» Work required: The records that follow are to be printed exactly, with no images.

◇ ◇ ◇ ◇ ◇

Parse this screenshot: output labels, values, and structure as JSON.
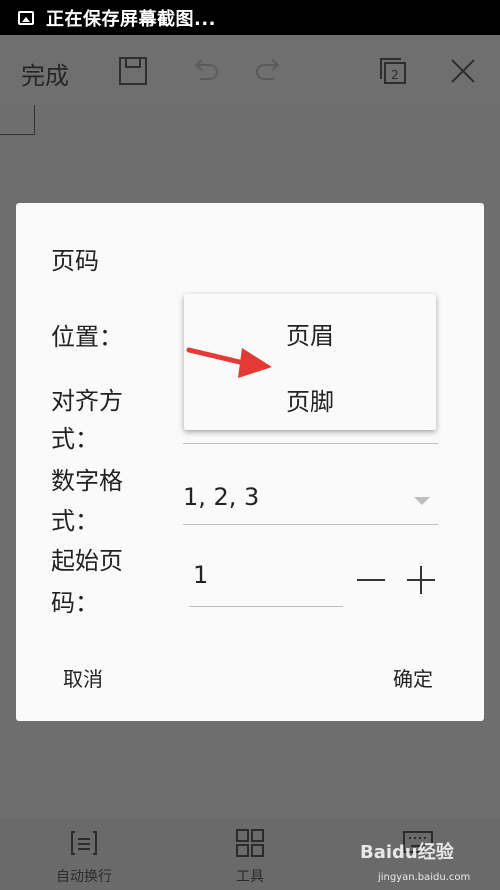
{
  "status_bar": {
    "text": "正在保存屏幕截图..."
  },
  "toolbar": {
    "done_label": "完成",
    "page_count_icon_text": "2"
  },
  "dialog": {
    "title": "页码",
    "position": {
      "label_line1": "位置："
    },
    "alignment": {
      "label_line1": "对齐方",
      "label_line2": "式："
    },
    "number_format": {
      "label_line1": "数字格",
      "label_line2": "式：",
      "value": "1, 2, 3"
    },
    "start_page": {
      "label_line1": "起始页",
      "label_line2": "码：",
      "value": "1"
    },
    "cancel_label": "取消",
    "confirm_label": "确定"
  },
  "dropdown": {
    "options": [
      "页眉",
      "页脚"
    ]
  },
  "bottom_bar": {
    "items": [
      {
        "label": "自动换行",
        "icon": "wrap-text-icon"
      },
      {
        "label": "工具",
        "icon": "grid-icon"
      },
      {
        "label": "",
        "icon": "keyboard-icon"
      }
    ]
  },
  "watermark": {
    "brand": "Baidu经验",
    "url": "jingyan.baidu.com"
  },
  "colors": {
    "accent": "#26a69a",
    "arrow": "#e53935",
    "overlay": "#6e6e6e"
  }
}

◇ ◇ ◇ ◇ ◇

» Result for this task:
Parse this screenshot: output labels, values, and structure as JSON.
{
  "status_bar": {
    "text": "正在保存屏幕截图..."
  },
  "toolbar": {
    "done_label": "完成",
    "page_count_icon_text": "2"
  },
  "dialog": {
    "title": "页码",
    "position": {
      "label_line1": "位置："
    },
    "alignment": {
      "label_line1": "对齐方",
      "label_line2": "式："
    },
    "number_format": {
      "label_line1": "数字格",
      "label_line2": "式：",
      "value": "1, 2, 3"
    },
    "start_page": {
      "label_line1": "起始页",
      "label_line2": "码：",
      "value": "1"
    },
    "cancel_label": "取消",
    "confirm_label": "确定"
  },
  "dropdown": {
    "options": [
      "页眉",
      "页脚"
    ]
  },
  "bottom_bar": {
    "items": [
      {
        "label": "自动换行",
        "icon": "wrap-text-icon"
      },
      {
        "label": "工具",
        "icon": "grid-icon"
      },
      {
        "label": "",
        "icon": "keyboard-icon"
      }
    ]
  },
  "watermark": {
    "brand": "Baidu经验",
    "url": "jingyan.baidu.com"
  },
  "colors": {
    "accent": "#26a69a",
    "arrow": "#e53935",
    "overlay": "#6e6e6e"
  }
}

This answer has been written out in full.